For those living in Moscow, where July was declared the coldest month in the past hundred years, it’s hard to imagine how much Europe has suffred from the heat over the past month. Temperature broke all records and caused fires in Germany, France, Portugal and Spain.
Fires in northwestern Italy in March were harbinger of summer disasters. Rescuers fought with a strong fire on the Ligurian coast. Their work was complicated by strong wind. Then kindergartens and schools were closed, dozens of families had to be evacuated. Highways were also in the danger zone. Several drivers were caught in a trap on one of them. It was later called firestorm.
In March, fire in England shocked literature enthusiasts: the East Sussex Ashdown forest, which is described in Alan Milne’s “Winnie the Pooh,” caught fire.
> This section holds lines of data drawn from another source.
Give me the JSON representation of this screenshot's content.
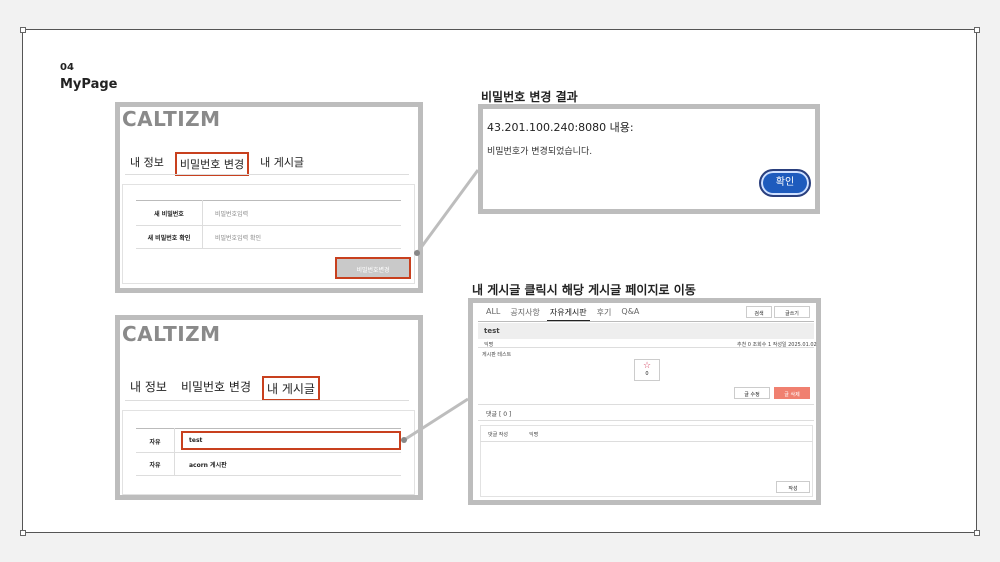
{
  "section": {
    "number": "04",
    "title": "MyPage"
  },
  "top_panel": {
    "brand": "CALTIZM",
    "tabs": [
      "내 정보",
      "비밀번호 변경",
      "내 게시글"
    ],
    "form": {
      "new_pw_label": "새 비밀번호",
      "new_pw_placeholder": "비밀번호입력",
      "confirm_label": "새 비밀번호 확인",
      "confirm_placeholder": "비밀번호입력 확인",
      "submit": "비밀번호변경"
    }
  },
  "bottom_panel": {
    "brand": "CALTIZM",
    "tabs": [
      "내 정보",
      "비밀번호 변경",
      "내 게시글"
    ],
    "posts": [
      {
        "category": "자유",
        "title": "test"
      },
      {
        "category": "자유",
        "title": "acorn 게시판"
      }
    ]
  },
  "alert": {
    "heading": "비밀번호 변경 결과",
    "host": "43.201.100.240:8080 내용:",
    "message": "비밀번호가 변경되었습니다.",
    "ok": "확인"
  },
  "board": {
    "heading": "내 게시글 클릭시 해당 게시글 페이지로 이동",
    "tabs": [
      "ALL",
      "공지사항",
      "자유게시판",
      "후기",
      "Q&A"
    ],
    "search": "검색",
    "write": "글쓰기",
    "post_title": "test",
    "author": "익명",
    "meta": "추천 0   조회수 1   작성일 2025.01.02",
    "content": "게시판 테스트",
    "like_count": "0",
    "edit": "글 수정",
    "delete": "글 삭제",
    "comments_label": "댓글 [ 0 ]",
    "comment_write_label": "댓글 작성",
    "comment_author": "익명",
    "comment_submit": "작성"
  },
  "colors": {
    "highlight": "#c8401e",
    "ok_button": "#1e5bbd",
    "frame": "#bdbdbd",
    "delete_button": "#f08070"
  }
}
Firefighters called dry undergrowth, which quickly ignited due to hot weather, the cause of the fire.
With the beginning of summer, situation got worse in many European countries. In north-eastern Spain, in the Catalan province of Terragona, fire destroyed six thousand hectares of forest, in Toledo – over two thousand hectares. Last year, wildfires raged in resort towns where flames almost reached homes. This year, the heat in Spain has already caused several deaths: a 17-year-old boy in Cordoba and a 93-year-old man on a street in Valladolid have died. Several more people were brought to the hospitals in severe condition. One of the victims was a firefighter who extinguished forest fire in Catalonia.
Air masses that came from hot Africa caused fires in Spain and France. In the south of France, the country’s record for high temperatures was recently broken. Firefighters claim that dozens of cases of fires have been recorded. Authorities say that because of the heat in France, at least one person drowns per day, trying to cool in a water source. Yesterday, an amphibious aircraft that was trying to put out forest fire in the French department of Gard has crashed, nothing is known about the fate of the crew.
In Portugal, heat has caused massive forest fires. Due to high temperatures, at least four people died, including a child from Austria.
Forests also burn in Croatia. The fire came close to residential buildings, local residents and tourists had to be evacuated. Law enforcement services are using special equipment and helicopters to help firefighters. This year’s largest fire on the Adriatic coast has already been put out thanks to the rain.
In England, the temperature also approached the 40-degree mark. People swim in Thames, trying to avoid the heat, and London police have already found bodies of two men.
In early July, firefighters couldn’t locate a major fire in eastern Latvia for a long time. Over 20 hectares of peat bogs were burning in the Karsovsky Krai, and fire quickly spread towards the nearby forest. Helicopters of the armed forces and border guards, as well as railway workers were involved in the extinguishing process.
The Arctic is also burning. Fire encompasses vast territories in northern Canada, in Greenland and in the US (Alaska). Fires started much earlier than usual due to abnormally high temperatures in the Arctic latitudes, due to which it quickly dried out and now forests burn much easily. It was already extremely warm in Alaska by the spring. 250 fires have already been recorded in Alaska, with approximately 200 of them spreading uncontrollably. Experts say this is twice as much as usual.
Fires in Greece and Portugal threaten populated areas. Aviation is already being used in order to bring down the flames.
Last year, dozens of people were brought to hospitals in Portugal with burns. Dry and hot weather prevented firefighters from dealing with the fire. In Spain, several people died from heat stroke. There was also unbearable heat in France, Italy, Great Britain, Switzerland, where thousands of households suffered from it, and the damage was estimated at billions of euros. It’s still to early to calculate this year’s damage: Europe is still burning and suffocating from smoke and heat.